The Zuerch Lab at the University of California at Berkeley experimentally explores structural, carrier and spin dynamics in novel quantum materials, heterostructures and on surfaces and at interfaces to answer current questions in materials science and physical chemistry. For this we pursue a multidisciplinary research program that combines the exquisite possibilities that ultrafast X-ray spectroscopy and nanoimaging offers and closely interface with material synthesis and theory groups. We employ state-of-the-art methods and develop novel nonlinear X-ray spectroscopies in our lab and at large-scale facilities. Specifically, we are interested in experimentally studying and controlling material properties on time scales down to the sub-femtosecond regime and on nanometer length scales to tackle challenging problems in quantum electronics, information storage and solar energy conversion.
Learn more about our research.
We are excited to announce that our effort that started 2 years ago as the California Interfacial Science Initiative has received new funding through the UC MRPI program. With this $1.1M in direct funding we will extend the capacity and become the California Interfacial Science Institute. In the next 3 years we will continue our work on studying chemically-relevant interfaces by combination of theory and experiment and we now include additional leading researchers from UCLA and UC Santa Barbara. We also will establish a novel undergraduate research fellowship for conducting summer research in CISI affiliated laboratories.
Additional details can be found in the College of Chemistry press release here:
We are excited to see our latest paper on “Coherent Phonons in Antimony: An Undergraduate Physical Chemistry Solid-State Ultrafast Laser Spectroscopy Experiment” published in the ACS Journal of Chemical Education. This paper in chemical education discusses in deep detail an ultrafast spectroscopy experiment that we developed for our undergraduate teaching laboratory at Berkeley. In the experiment, the students measure coherent phonons in antimony using the output of a femtosecond laser oscillator which they also characterize in the time domain. This lab experiment that is usually done by juniors and seniors in the Chemistry curriculum has since its inauguration become one of the favorite experiments that students in this course do. We hope it will spark excitement for research using ultrafast methods in their future careers.
This work was done in collaboration with Steve Leone and Anne Baranger.
Our open access paper is now published in the Journal of Chemical Education:

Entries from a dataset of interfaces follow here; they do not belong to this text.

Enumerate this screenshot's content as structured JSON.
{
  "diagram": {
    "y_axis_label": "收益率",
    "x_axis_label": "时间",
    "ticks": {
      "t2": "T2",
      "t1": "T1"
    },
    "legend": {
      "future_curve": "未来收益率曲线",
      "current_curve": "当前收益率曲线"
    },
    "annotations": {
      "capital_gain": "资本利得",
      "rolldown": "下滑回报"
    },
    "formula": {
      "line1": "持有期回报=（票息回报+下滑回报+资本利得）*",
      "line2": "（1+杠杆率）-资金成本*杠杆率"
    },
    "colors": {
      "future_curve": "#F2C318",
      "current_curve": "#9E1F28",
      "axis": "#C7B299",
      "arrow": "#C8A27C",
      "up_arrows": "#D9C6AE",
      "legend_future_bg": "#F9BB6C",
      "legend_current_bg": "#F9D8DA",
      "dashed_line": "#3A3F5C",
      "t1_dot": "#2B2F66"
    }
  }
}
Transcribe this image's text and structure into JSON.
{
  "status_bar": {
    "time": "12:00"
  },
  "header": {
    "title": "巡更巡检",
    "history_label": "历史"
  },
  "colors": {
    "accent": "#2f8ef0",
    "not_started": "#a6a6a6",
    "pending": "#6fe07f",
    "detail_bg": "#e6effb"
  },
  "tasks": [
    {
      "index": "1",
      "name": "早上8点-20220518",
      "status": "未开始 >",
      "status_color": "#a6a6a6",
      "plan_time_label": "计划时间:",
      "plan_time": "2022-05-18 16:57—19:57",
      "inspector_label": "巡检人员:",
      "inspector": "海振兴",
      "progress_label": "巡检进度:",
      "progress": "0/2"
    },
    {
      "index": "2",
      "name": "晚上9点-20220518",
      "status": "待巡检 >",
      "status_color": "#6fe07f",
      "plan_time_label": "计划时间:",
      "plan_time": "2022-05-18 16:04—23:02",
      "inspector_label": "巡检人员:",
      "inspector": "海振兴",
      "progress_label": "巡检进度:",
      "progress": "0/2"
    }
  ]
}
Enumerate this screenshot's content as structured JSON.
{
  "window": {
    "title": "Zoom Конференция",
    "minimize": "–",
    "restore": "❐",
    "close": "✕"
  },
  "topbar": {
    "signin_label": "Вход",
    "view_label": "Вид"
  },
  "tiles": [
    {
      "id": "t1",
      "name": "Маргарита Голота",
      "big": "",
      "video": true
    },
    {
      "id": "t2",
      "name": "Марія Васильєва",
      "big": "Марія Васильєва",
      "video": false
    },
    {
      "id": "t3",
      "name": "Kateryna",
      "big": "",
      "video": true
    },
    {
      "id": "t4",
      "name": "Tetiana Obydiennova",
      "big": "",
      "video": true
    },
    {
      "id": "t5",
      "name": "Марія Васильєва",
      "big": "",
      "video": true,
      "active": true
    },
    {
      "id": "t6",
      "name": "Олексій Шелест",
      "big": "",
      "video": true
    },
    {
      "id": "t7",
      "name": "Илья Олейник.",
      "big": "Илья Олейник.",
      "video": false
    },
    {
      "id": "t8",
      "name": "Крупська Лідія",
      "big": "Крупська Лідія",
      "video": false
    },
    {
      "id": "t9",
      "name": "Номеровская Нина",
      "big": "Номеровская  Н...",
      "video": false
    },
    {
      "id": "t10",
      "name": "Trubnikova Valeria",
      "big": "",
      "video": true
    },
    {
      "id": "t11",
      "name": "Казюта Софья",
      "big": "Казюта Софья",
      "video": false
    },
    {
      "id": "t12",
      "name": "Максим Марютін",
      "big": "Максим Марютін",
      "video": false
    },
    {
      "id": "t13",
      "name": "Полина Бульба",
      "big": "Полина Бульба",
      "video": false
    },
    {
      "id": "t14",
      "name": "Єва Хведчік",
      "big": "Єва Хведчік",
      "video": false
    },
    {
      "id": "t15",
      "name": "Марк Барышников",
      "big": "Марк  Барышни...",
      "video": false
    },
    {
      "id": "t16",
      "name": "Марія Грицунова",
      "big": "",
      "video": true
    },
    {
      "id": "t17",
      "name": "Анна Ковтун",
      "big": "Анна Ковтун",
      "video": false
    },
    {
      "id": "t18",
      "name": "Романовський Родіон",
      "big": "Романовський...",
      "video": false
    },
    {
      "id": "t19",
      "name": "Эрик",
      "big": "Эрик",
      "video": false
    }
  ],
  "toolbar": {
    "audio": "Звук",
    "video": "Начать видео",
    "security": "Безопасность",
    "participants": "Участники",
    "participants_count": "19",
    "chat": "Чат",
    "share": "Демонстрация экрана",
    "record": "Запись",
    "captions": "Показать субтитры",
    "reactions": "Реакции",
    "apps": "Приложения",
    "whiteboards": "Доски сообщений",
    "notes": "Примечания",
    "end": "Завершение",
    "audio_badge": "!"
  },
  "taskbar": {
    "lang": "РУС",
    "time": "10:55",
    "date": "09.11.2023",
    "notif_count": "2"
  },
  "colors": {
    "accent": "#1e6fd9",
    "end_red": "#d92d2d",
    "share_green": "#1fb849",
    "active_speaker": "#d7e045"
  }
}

Topological defects play a key role in nonequilibrium phase transitions, ranging from birth of the early universe to quantum critical behavior of ultracold atoms. In solids, transient defects are known to generate a variety of hidden orders not accessible in equilibrium, but how defects are formed at the nanometer lengthscale and femtosecond timescale remains unknown. In this work, we discovered the sub-picosecond formation of 1D topological defects in a two-dimensional charge density wave using ultrafast electron diffraction. We discovered a dual-stage growth of 1D domain walls which takes place within 1 ps which is mediated by nonthermal lattice vibrations. This work constitutes the first visualization of topological defect formation process in the femtosecond timescale. Our work provides a framework for ultrafast engineering of topological defects based on selective excitation of collective modes, opening new avenues for dynamical control of nonequilibrium phases in correlated materials.
This work was done in collaboration with researchers from Shanghai Jiao Tong University, Brookhaven National Laboratory, ShanghaiTech University, University of Amsterdam and UCLA.
Pre-print available here: